(Items from an interface collection)
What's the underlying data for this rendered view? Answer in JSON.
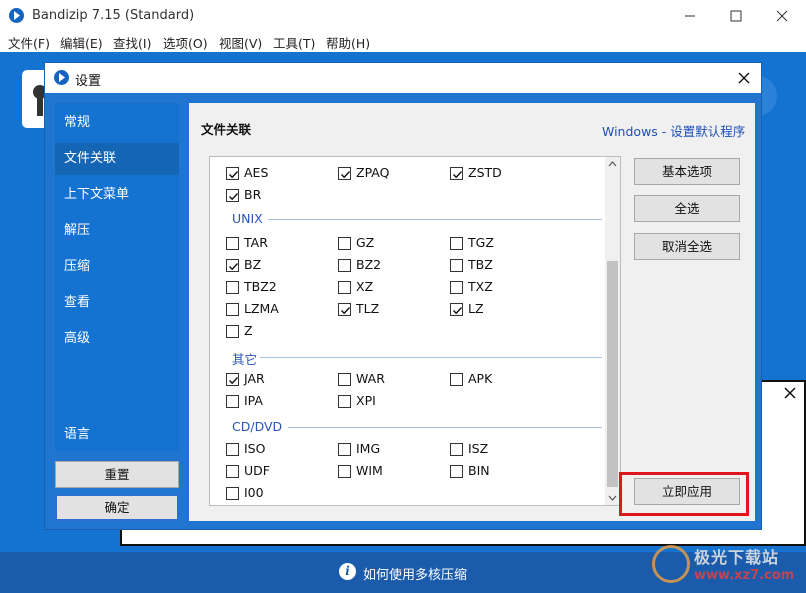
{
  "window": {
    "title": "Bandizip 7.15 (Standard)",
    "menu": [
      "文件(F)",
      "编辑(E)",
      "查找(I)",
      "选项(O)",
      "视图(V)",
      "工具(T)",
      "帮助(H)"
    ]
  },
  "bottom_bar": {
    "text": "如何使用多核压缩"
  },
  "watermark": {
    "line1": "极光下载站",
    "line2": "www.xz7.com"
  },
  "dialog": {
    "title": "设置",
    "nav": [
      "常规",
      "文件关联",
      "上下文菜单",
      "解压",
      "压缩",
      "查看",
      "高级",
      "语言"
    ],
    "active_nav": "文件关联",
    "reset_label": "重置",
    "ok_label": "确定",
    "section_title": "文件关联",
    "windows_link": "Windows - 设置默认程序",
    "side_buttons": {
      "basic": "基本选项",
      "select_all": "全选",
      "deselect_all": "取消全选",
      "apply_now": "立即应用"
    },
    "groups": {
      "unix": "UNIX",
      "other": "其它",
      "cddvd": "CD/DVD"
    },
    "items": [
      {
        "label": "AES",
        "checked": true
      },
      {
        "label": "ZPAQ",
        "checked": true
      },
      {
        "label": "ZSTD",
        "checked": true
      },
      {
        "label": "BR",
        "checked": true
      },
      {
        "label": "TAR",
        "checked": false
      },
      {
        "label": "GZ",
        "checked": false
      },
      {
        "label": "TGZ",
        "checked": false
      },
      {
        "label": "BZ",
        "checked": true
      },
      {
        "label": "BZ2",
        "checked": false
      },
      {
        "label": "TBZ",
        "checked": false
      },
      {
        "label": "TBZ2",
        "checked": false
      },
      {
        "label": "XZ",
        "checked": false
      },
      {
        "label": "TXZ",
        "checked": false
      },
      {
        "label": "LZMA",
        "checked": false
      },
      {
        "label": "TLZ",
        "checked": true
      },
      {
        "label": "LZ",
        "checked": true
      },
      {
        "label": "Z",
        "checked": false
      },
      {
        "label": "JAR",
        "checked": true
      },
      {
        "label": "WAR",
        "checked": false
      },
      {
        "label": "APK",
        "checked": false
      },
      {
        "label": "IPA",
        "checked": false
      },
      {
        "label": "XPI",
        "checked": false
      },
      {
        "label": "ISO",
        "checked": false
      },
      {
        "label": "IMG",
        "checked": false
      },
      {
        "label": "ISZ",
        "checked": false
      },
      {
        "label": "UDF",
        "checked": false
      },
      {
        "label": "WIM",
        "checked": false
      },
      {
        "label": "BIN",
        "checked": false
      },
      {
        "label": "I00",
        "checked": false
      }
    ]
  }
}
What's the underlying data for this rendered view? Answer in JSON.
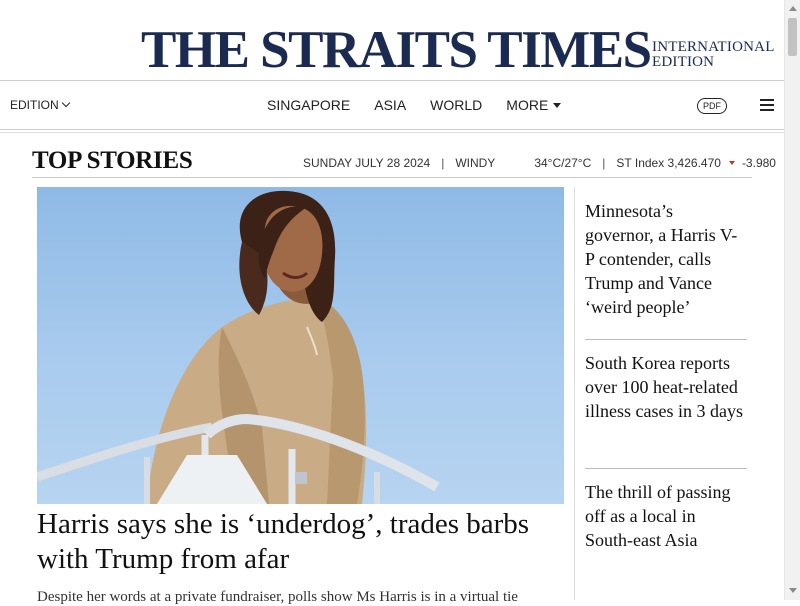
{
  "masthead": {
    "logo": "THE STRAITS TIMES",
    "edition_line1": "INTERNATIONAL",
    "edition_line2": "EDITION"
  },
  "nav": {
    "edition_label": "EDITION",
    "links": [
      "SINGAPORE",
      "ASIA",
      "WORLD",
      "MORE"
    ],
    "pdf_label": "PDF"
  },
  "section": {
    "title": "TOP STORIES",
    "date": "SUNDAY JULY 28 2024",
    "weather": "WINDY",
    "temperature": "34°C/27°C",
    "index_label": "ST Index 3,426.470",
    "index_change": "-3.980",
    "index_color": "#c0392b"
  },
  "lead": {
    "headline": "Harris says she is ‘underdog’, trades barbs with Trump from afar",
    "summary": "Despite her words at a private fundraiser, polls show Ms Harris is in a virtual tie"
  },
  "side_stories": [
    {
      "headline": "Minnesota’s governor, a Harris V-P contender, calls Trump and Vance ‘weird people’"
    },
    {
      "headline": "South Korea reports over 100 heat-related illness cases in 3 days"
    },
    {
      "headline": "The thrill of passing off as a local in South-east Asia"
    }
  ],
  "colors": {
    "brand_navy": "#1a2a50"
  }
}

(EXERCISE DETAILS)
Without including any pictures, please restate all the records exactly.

(TASK SOLUTION)
What's the underlying data for this rendered view? Answer in JSON.
{
  "window": {
    "title": "Bandizip 7.15 (Standard)",
    "menu": [
      "文件(F)",
      "编辑(E)",
      "查找(I)",
      "选项(O)",
      "视图(V)",
      "工具(T)",
      "帮助(H)"
    ]
  },
  "bottom_bar": {
    "text": "如何使用多核压缩"
  },
  "watermark": {
    "line1": "极光下载站",
    "line2": "www.xz7.com"
  },
  "dialog": {
    "title": "设置",
    "nav": [
      "常规",
      "文件关联",
      "上下文菜单",
      "解压",
      "压缩",
      "查看",
      "高级",
      "语言"
    ],
    "active_nav": "文件关联",
    "reset_label": "重置",
    "ok_label": "确定",
    "section_title": "文件关联",
    "windows_link": "Windows - 设置默认程序",
    "side_buttons": {
      "basic": "基本选项",
      "select_all": "全选",
      "deselect_all": "取消全选",
      "apply_now": "立即应用"
    },
    "groups": {
      "unix": "UNIX",
      "other": "其它",
      "cddvd": "CD/DVD"
    },
    "items": [
      {
        "label": "AES",
        "checked": true
      },
      {
        "label": "ZPAQ",
        "checked": true
      },
      {
        "label": "ZSTD",
        "checked": true
      },
      {
        "label": "BR",
        "checked": true
      },
      {
        "label": "TAR",
        "checked": false
      },
      {
        "label": "GZ",
        "checked": false
      },
      {
        "label": "TGZ",
        "checked": false
      },
      {
        "label": "BZ",
        "checked": true
      },
      {
        "label": "BZ2",
        "checked": false
      },
      {
        "label": "TBZ",
        "checked": false
      },
      {
        "label": "TBZ2",
        "checked": false
      },
      {
        "label": "XZ",
        "checked": false
      },
      {
        "label": "TXZ",
        "checked": false
      },
      {
        "label": "LZMA",
        "checked": false
      },
      {
        "label": "TLZ",
        "checked": true
      },
      {
        "label": "LZ",
        "checked": true
      },
      {
        "label": "Z",
        "checked": false
      },
      {
        "label": "JAR",
        "checked": true
      },
      {
        "label": "WAR",
        "checked": false
      },
      {
        "label": "APK",
        "checked": false
      },
      {
        "label": "IPA",
        "checked": false
      },
      {
        "label": "XPI",
        "checked": false
      },
      {
        "label": "ISO",
        "checked": false
      },
      {
        "label": "IMG",
        "checked": false
      },
      {
        "label": "ISZ",
        "checked": false
      },
      {
        "label": "UDF",
        "checked": false
      },
      {
        "label": "WIM",
        "checked": false
      },
      {
        "label": "BIN",
        "checked": false
      },
      {
        "label": "I00",
        "checked": false
      }
    ]
  }
}
What's the underlying data for this rendered view? Answer in JSON.
{
  "masthead": {
    "logo": "THE STRAITS TIMES",
    "edition_line1": "INTERNATIONAL",
    "edition_line2": "EDITION"
  },
  "nav": {
    "edition_label": "EDITION",
    "links": [
      "SINGAPORE",
      "ASIA",
      "WORLD",
      "MORE"
    ],
    "pdf_label": "PDF"
  },
  "section": {
    "title": "TOP STORIES",
    "date": "SUNDAY JULY 28 2024",
    "weather": "WINDY",
    "temperature": "34°C/27°C",
    "index_label": "ST Index 3,426.470",
    "index_change": "-3.980",
    "index_color": "#c0392b"
  },
  "lead": {
    "headline": "Harris says she is ‘underdog’, trades barbs with Trump from afar",
    "summary": "Despite her words at a private fundraiser, polls show Ms Harris is in a virtual tie"
  },
  "side_stories": [
    {
      "headline": "Minnesota’s governor, a Harris V-P contender, calls Trump and Vance ‘weird people’"
    },
    {
      "headline": "South Korea reports over 100 heat-related illness cases in 3 days"
    },
    {
      "headline": "The thrill of passing off as a local in South-east Asia"
    }
  ],
  "colors": {
    "brand_navy": "#1a2a50"
  }
}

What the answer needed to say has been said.